[Data records for software interfaces]
Content starts

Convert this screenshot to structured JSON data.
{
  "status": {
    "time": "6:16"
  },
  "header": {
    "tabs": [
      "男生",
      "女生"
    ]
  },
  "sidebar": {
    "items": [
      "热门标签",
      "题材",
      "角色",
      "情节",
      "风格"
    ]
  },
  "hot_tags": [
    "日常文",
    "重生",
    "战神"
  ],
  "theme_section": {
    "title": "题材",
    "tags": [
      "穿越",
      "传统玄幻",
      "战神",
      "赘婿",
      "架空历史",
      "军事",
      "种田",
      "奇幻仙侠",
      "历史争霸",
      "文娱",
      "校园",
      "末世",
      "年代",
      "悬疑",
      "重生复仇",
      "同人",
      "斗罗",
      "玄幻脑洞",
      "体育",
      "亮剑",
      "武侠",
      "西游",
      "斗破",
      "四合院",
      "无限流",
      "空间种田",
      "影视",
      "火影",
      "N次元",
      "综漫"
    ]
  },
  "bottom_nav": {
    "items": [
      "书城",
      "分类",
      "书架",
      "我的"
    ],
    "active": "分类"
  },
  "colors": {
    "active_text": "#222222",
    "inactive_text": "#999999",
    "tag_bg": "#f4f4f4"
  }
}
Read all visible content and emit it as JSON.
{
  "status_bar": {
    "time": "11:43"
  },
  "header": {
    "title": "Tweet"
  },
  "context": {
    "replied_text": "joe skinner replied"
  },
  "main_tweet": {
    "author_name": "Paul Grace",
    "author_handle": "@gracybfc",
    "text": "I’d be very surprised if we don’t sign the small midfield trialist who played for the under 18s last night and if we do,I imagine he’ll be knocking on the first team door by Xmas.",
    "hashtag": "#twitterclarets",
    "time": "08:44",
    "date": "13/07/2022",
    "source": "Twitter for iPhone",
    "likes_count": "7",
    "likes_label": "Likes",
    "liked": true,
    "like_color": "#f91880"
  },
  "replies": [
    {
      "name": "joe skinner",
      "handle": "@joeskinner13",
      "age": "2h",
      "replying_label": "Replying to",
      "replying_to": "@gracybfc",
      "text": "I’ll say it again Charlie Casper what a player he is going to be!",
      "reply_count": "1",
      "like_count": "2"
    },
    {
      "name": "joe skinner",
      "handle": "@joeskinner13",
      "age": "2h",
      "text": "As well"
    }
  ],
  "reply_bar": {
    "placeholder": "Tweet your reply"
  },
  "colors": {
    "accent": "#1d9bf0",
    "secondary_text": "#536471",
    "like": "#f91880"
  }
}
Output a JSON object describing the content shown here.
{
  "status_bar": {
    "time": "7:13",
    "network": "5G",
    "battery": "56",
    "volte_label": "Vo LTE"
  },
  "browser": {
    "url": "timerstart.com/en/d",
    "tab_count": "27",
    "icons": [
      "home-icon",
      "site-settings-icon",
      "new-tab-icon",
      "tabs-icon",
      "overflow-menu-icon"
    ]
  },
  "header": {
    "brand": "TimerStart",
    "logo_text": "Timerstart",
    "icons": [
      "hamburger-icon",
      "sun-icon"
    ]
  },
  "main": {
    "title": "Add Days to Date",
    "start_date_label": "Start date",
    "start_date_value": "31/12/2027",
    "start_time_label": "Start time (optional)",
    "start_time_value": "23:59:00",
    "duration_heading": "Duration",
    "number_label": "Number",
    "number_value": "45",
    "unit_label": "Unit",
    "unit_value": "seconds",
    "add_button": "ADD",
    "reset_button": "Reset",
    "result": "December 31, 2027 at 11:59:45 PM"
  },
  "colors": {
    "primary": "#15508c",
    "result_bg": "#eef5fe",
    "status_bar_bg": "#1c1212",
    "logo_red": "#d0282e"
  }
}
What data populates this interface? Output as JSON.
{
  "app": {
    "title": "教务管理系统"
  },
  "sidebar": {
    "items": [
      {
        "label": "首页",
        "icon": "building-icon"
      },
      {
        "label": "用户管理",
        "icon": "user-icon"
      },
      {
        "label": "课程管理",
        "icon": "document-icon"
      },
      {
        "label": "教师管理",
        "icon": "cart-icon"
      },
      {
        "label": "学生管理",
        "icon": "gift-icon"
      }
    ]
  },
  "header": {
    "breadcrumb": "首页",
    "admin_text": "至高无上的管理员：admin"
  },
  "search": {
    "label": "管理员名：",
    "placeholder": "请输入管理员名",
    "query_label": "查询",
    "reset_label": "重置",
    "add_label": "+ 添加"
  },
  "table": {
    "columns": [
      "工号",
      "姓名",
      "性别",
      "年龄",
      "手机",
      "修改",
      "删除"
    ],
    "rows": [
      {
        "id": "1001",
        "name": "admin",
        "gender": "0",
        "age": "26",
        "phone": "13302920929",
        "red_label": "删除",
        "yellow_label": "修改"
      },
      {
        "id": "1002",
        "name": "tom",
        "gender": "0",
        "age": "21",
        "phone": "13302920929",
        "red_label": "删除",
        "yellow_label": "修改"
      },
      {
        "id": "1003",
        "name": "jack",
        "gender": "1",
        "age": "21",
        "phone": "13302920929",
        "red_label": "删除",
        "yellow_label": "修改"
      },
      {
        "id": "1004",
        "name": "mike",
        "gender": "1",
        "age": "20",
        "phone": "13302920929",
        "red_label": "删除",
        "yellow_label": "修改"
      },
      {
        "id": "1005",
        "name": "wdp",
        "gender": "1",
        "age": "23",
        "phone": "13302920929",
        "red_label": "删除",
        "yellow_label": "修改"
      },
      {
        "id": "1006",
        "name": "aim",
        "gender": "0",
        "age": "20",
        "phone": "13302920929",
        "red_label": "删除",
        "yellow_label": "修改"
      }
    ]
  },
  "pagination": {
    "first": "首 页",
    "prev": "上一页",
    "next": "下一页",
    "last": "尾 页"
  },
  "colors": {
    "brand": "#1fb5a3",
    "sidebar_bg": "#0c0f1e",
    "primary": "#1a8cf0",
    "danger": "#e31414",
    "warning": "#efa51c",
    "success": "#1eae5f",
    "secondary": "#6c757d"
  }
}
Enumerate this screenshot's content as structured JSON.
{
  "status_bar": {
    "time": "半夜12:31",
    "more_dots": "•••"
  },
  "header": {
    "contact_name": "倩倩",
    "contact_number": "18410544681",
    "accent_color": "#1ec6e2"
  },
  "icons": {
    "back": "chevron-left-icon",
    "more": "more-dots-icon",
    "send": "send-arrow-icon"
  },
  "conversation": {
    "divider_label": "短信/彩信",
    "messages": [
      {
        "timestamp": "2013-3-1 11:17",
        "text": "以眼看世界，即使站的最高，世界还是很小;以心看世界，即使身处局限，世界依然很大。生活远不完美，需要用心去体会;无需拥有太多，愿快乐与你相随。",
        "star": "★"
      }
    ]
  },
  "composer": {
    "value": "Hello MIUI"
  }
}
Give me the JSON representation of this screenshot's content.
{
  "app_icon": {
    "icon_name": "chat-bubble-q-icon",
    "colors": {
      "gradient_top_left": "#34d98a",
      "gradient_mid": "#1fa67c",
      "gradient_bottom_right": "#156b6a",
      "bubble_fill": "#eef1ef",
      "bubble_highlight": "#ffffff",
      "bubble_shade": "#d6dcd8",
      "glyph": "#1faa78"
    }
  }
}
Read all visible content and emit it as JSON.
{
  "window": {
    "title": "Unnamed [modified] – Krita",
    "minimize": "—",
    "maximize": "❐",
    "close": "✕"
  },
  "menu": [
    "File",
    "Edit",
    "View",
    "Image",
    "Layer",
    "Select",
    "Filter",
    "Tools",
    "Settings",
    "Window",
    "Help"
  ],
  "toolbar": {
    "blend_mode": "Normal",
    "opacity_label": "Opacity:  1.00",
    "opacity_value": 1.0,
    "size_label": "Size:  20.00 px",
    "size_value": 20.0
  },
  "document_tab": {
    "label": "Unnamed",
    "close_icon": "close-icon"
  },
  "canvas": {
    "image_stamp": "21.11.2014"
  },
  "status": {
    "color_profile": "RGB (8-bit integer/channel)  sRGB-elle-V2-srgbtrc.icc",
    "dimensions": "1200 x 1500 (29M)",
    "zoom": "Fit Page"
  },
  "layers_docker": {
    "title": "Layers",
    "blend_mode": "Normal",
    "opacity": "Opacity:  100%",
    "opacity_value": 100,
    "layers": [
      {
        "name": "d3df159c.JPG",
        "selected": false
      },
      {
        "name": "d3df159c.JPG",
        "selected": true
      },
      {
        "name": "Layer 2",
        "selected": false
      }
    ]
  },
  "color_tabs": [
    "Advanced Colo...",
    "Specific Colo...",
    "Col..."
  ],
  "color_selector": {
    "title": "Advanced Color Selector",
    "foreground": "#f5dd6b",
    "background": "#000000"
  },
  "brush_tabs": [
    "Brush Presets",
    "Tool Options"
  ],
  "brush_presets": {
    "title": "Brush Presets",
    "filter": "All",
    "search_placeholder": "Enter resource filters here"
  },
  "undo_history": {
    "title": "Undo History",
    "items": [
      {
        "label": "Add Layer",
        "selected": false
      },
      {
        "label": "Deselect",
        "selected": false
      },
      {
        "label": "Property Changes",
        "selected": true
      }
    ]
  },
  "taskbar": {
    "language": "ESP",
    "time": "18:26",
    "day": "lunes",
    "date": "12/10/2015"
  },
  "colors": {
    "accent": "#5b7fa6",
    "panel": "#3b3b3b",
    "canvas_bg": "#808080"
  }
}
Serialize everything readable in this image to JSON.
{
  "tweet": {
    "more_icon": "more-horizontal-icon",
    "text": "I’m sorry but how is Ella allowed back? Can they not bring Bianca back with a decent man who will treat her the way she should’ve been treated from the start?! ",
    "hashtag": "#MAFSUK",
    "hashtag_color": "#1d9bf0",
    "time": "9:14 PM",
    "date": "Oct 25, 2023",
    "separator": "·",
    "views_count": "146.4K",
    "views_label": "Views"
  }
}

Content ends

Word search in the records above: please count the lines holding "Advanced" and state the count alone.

- Written response
2